#### ENTRIES SHOWN
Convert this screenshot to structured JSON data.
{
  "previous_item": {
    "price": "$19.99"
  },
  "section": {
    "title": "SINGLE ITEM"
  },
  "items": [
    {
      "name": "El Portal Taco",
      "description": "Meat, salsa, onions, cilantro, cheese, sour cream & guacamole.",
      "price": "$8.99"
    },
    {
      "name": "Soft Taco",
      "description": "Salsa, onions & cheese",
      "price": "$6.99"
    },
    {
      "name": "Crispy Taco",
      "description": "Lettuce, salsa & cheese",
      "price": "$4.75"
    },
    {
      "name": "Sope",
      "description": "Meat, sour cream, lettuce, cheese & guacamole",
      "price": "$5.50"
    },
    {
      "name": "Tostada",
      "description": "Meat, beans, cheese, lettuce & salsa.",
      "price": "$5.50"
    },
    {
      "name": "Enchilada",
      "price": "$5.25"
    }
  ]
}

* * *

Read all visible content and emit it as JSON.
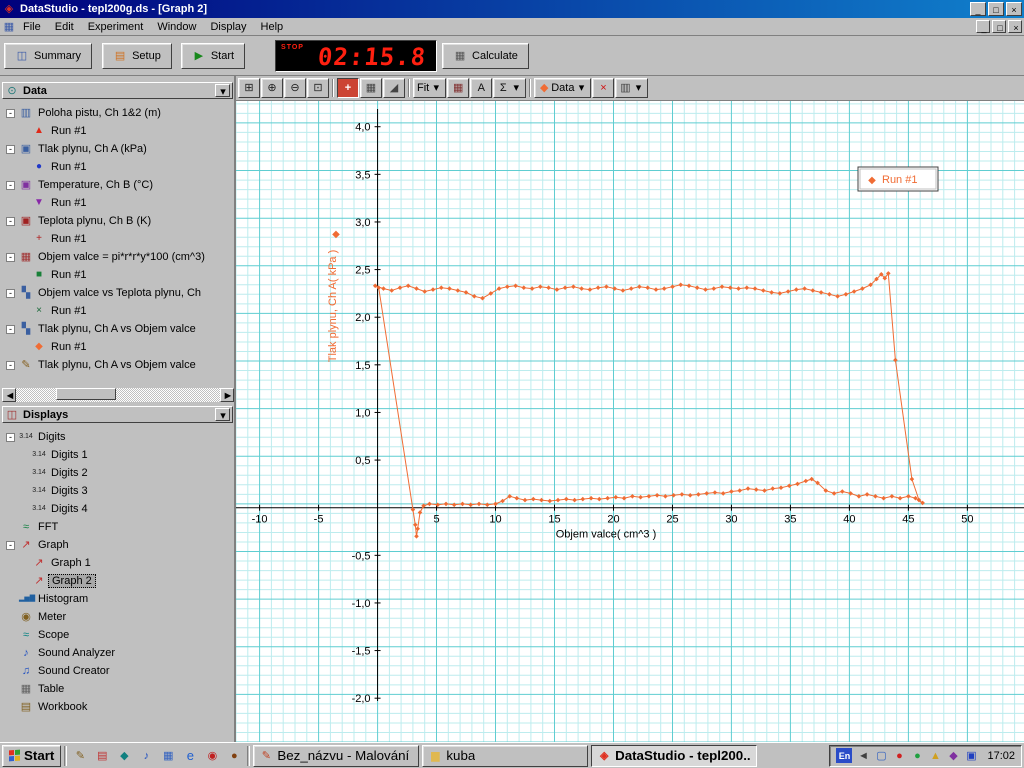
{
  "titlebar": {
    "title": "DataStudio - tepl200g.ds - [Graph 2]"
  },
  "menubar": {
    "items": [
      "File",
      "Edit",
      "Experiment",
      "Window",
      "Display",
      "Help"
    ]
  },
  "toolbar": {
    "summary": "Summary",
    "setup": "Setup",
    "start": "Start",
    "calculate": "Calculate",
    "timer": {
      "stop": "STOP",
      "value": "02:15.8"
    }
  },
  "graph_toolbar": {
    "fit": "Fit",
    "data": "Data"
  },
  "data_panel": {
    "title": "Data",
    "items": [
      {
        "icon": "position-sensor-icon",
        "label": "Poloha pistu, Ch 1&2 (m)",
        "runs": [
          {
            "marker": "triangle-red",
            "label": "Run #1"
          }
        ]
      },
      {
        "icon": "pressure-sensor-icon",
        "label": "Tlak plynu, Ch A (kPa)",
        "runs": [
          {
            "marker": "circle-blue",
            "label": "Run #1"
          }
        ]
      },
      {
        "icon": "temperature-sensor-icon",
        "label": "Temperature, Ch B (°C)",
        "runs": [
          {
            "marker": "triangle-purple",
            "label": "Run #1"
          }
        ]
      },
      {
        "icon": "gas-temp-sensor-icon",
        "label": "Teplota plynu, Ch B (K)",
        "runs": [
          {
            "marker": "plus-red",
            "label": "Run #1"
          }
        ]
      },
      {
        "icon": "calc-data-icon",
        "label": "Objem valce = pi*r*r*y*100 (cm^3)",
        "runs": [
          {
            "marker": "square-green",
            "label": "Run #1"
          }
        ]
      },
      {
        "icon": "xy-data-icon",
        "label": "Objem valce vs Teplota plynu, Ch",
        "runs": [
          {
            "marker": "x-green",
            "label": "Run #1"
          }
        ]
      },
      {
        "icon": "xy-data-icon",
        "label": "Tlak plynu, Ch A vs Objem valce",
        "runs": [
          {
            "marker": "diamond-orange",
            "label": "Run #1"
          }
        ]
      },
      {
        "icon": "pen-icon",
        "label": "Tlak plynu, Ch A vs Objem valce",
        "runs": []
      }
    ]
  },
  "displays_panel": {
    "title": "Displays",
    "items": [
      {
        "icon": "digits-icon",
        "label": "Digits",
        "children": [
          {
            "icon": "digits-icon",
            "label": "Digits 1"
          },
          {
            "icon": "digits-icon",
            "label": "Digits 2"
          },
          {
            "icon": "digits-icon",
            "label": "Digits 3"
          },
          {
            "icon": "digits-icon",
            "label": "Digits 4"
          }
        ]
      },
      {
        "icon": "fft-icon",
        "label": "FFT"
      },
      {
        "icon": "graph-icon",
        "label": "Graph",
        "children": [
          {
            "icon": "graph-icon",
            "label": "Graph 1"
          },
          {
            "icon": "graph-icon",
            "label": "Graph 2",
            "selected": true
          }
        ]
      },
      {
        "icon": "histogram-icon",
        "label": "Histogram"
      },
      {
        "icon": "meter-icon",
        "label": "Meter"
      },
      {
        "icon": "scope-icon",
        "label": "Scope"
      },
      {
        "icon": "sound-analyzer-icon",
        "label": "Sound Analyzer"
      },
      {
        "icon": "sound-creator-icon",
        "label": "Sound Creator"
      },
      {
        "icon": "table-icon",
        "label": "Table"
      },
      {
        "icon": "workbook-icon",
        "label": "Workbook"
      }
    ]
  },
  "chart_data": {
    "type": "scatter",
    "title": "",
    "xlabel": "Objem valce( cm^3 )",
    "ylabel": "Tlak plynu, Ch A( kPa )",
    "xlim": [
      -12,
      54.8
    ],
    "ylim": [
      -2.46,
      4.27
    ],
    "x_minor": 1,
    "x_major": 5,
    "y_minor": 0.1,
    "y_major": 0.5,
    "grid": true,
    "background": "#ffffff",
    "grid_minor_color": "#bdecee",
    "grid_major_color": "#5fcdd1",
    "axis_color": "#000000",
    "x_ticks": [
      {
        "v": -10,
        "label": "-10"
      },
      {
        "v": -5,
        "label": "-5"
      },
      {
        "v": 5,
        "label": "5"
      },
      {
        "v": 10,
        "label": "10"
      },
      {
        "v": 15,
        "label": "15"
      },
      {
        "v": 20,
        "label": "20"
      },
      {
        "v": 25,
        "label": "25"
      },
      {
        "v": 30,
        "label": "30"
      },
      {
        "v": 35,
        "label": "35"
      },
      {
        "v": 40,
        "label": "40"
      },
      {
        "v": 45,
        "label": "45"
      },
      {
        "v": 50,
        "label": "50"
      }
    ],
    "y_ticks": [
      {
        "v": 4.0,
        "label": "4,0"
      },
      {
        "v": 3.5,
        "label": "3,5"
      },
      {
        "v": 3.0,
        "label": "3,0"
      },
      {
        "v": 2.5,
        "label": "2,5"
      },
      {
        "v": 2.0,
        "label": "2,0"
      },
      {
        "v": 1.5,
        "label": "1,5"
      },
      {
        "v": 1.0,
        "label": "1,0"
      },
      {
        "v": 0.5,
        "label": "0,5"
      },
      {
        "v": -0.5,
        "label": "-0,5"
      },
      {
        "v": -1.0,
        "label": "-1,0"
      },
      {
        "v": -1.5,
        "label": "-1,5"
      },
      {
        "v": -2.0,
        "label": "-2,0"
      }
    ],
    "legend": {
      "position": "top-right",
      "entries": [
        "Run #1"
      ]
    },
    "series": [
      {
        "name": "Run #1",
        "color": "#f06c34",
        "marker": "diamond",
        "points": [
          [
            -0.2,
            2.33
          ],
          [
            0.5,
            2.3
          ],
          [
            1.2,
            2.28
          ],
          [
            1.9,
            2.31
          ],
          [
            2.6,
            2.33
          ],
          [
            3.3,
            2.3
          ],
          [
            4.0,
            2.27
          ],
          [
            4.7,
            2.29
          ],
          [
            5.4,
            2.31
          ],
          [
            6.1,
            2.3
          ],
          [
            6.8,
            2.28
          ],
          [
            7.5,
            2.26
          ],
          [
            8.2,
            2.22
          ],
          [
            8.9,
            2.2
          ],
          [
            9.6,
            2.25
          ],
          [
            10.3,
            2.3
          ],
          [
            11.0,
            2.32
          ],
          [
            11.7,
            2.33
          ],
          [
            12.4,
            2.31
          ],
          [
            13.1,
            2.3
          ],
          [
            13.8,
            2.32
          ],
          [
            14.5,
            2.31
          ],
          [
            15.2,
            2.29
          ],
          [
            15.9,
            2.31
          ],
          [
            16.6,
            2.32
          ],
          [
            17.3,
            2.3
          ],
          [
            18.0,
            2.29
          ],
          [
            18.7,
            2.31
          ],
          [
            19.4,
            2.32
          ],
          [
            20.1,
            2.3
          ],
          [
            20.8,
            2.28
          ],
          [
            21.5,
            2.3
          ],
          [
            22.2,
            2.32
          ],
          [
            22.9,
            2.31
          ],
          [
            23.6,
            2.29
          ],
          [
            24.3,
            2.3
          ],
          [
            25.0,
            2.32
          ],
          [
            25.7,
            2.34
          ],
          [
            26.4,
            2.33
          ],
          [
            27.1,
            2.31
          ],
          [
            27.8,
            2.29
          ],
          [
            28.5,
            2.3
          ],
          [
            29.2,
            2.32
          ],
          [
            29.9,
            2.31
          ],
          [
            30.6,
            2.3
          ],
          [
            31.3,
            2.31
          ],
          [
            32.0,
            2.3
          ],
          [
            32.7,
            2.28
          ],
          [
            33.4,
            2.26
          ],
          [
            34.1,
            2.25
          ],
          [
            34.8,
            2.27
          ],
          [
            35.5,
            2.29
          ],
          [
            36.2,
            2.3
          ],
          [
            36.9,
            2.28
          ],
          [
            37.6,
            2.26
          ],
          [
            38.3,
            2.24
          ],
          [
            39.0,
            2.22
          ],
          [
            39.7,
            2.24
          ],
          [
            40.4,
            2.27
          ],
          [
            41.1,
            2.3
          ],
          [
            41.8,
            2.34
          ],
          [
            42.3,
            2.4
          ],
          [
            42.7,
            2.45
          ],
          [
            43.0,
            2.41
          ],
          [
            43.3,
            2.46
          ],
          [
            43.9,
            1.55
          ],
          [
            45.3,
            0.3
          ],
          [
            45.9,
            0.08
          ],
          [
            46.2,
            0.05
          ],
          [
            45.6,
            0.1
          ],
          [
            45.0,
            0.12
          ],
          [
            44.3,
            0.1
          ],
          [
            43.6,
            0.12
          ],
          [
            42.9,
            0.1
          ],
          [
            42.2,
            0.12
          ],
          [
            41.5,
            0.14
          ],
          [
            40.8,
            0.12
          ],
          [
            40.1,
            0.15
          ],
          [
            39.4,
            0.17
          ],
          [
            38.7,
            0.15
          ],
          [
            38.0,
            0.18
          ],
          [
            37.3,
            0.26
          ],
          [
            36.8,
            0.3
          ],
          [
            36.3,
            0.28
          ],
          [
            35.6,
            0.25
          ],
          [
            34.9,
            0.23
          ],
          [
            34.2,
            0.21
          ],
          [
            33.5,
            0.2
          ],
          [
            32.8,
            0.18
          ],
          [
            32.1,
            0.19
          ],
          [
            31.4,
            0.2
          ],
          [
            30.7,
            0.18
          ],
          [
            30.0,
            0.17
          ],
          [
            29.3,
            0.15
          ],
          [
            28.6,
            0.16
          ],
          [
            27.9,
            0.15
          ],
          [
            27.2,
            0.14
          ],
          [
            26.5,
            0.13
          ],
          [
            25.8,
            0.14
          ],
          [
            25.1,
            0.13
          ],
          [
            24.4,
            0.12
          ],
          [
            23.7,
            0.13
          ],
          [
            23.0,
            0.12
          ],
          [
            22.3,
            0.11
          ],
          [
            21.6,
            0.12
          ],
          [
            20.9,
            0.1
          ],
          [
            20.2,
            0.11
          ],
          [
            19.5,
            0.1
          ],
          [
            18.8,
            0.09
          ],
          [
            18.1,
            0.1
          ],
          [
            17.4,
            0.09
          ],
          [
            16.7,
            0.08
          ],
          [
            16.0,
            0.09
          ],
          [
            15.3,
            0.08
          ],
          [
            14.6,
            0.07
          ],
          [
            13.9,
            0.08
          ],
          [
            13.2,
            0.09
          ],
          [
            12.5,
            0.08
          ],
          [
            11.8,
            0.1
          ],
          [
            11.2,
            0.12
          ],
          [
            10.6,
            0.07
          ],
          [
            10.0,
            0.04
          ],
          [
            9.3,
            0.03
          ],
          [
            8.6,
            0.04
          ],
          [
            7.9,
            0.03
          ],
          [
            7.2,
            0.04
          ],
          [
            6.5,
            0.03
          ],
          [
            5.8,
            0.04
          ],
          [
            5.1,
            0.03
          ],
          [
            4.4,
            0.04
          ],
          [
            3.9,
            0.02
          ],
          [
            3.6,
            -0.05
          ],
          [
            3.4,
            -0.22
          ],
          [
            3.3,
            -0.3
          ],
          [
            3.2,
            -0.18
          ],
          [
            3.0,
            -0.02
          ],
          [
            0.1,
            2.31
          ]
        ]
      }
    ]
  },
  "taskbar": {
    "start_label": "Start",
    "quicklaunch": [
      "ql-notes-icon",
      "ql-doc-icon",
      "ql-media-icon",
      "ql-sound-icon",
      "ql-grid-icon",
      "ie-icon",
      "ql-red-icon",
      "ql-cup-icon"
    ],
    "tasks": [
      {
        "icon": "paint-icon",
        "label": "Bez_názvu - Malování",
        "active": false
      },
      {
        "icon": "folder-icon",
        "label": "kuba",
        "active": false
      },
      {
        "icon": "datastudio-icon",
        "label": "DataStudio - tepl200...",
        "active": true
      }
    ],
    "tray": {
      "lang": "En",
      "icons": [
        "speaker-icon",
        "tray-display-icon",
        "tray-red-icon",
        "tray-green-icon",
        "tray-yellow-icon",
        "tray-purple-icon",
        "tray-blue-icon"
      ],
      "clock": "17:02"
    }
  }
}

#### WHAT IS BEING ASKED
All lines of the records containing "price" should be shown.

#### EXERCISE ANSWER
    "price": "$19.99"
      "price": "$8.99"
      "price": "$6.99"
      "price": "$4.75"
      "price": "$5.50"
      "price": "$5.50"
      "price": "$5.25"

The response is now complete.